Smith assailed Goldman for its "toxic and destructive" business practices and "morally bankrupt" culture, and placed the blame squarely on CEO Lloyd Blankfein. The controversial Goldman boss has already been blasted by lawmakers for his company's dubious deals, and has forked over millions of dollars to settle fraud charges brought by the SEC.
Post continues below.
Smith's rant wasn't just a public relations debacle: Goldman's stock price dropped 3.4% the day the op-ed was published, wiping out $2.2 billion in shareholder value.
Will Blankfein be forced to resign?
Goldman must oust Blankfein: Smith's resignation letter "would be a devastating indictment of any kind of business," says Frederick E. Allen at Forbes, but it's particularly bad for a bank supposedly built on trust. Goldman's clients (whom the firm's employees apparently call "muppets") now know they're being ripped off at every turn. "Isn't a flight to the doors inevitable," Allen asked. Goldman has brought this "terrible damage" on itself, and "must take drastic action to restore its reputation." The company's reform "must start at the top."
But Blankfein is still quite popular: Blankfein has the best approval rating of any CEO on Wall Street, says Jane Wells at CNBC. According to Glassdoor.com, 94% of Goldman employees approve of his leadership, and Goldman itself outranks JPMorgan Chase (JPM) and Citigroup (C) for employee satisfaction. Clearly, not everyone is as disgruntled as Greg Smith.
Goldman will have to change: The easiest way to change perceptions of Goldman is to change its leadership, says John Cassidy at The New Yorker. But "given the iron grip that Blankfein exercises on Goldman, I don't think this is going to happen, at least not for awhile." However, even Blankfein "must realize that the take-no-prisoners business model he had championed" is "backfiring." Goldman is up to its ears in conflicts of interest, and has been the most aggressive and shameless profit-hunter on Wall Street -- and now he and the firm are paying the price.
More from The Week:
It's about time someone told the truth about this bubble creating, gas price manipulating slime serpent sucking the very blood out of the American people!
Suggest interested readers look up the Rolling Stone article titled: "The Great American Bubble Machine", by Matt Tiebie (sp?)
Goldman employees approve of his leadership
So the Beatles were wrong, you can buy me love.
LoL, he gave new meaning to the truth will set you free.

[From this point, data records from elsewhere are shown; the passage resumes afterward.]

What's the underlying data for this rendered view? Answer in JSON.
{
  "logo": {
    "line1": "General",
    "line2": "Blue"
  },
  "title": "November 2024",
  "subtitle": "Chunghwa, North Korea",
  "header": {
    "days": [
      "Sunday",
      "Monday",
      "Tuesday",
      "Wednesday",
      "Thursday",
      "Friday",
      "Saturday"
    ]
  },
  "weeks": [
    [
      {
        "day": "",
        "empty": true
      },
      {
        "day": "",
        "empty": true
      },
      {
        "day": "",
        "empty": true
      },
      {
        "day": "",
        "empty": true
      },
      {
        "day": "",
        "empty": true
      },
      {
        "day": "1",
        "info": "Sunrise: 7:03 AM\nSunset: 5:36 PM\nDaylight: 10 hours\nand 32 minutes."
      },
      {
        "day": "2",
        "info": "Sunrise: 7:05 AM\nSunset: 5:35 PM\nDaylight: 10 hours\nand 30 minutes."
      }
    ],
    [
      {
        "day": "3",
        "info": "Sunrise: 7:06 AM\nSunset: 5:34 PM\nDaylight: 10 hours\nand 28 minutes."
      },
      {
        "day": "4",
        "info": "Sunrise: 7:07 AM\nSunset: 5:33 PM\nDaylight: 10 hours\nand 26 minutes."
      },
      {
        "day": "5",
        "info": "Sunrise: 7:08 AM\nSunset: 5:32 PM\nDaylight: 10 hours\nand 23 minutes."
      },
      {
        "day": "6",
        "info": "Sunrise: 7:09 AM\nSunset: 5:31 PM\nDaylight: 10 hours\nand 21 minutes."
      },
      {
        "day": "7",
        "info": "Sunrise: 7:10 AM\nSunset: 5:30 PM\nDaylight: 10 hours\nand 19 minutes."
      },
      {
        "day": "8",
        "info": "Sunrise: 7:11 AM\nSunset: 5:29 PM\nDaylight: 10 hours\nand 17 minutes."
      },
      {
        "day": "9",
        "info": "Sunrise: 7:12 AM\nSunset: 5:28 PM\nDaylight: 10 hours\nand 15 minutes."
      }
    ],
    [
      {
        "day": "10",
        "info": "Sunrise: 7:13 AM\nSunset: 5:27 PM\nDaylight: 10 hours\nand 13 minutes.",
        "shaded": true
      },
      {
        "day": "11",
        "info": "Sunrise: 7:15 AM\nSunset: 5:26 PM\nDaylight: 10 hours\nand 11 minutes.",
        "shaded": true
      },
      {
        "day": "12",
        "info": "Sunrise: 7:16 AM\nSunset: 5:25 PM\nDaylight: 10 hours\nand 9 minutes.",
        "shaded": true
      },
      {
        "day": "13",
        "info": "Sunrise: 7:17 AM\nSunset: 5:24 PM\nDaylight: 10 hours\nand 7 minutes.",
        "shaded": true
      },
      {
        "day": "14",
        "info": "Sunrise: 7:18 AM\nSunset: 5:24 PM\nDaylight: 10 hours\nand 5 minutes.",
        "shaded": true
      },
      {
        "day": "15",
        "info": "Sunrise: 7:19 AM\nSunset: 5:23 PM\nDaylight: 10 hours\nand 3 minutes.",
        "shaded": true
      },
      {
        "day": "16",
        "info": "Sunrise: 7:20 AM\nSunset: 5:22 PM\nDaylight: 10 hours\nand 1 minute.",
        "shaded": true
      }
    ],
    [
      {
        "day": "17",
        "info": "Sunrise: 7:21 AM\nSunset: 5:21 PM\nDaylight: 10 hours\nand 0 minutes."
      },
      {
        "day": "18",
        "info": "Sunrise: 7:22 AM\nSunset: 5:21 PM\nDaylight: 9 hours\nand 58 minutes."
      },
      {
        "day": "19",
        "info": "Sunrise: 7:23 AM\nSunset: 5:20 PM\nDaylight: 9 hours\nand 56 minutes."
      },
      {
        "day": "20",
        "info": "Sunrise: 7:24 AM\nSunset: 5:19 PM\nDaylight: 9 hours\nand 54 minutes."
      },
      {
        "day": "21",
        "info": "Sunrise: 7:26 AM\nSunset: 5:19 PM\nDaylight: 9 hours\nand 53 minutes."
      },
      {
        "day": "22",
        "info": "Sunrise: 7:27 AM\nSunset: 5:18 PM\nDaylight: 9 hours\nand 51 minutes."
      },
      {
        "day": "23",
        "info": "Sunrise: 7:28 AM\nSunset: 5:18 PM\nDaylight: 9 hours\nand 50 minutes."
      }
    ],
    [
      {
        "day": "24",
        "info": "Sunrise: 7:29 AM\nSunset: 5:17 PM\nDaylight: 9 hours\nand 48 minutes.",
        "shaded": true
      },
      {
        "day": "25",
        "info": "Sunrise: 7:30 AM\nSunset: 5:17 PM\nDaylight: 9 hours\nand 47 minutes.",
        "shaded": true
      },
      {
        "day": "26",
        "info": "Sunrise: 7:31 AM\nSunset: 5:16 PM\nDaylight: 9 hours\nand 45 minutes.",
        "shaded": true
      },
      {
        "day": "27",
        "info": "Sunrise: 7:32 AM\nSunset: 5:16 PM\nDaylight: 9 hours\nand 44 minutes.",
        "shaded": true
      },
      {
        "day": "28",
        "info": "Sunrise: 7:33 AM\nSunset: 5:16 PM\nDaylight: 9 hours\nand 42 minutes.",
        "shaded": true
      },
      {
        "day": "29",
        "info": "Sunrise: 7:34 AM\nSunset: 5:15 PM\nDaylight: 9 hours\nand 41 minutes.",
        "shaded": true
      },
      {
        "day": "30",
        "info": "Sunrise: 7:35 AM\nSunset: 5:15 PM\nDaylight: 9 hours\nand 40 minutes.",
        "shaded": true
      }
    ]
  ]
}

I notice that Goldman's is not suing which means the rant was probably true. If I had that kind of money, I would no longer deal with these folks for anything.
Goldman's lost me a long time ago anyway. I consider them in the same lane as the defunct Enron.
Copyright © 2014 Microsoft. All rights reserved.
Fundamental company data and historical chart data provided by Morningstar Inc. Real-time index quotes and delayed quotes supplied by Morningstar Inc. Quotes delayed by up to 15 minutes, except where indicated otherwise. Fund summary, fund performance and dividend data provided by Morningstar Inc. Analyst recommendations provided by Zacks Investment Research. StockScouter data provided by Verus Analytics. IPO data provided by Hoover's Inc. Index membership data provided by Morningstar Inc.
The solid report comes a month after the retailer closed all of its Canadian operations.
VIDEO ON MSN MONEY
Top Stocks provides analysis about the most noteworthy stocks in the market each day, combining some of the best content from around the MSN Money site and the rest of the Web.
Contributors include professional investors and journalists affiliated with MSN Money.
Follow us on Twitter @topstocksmsn.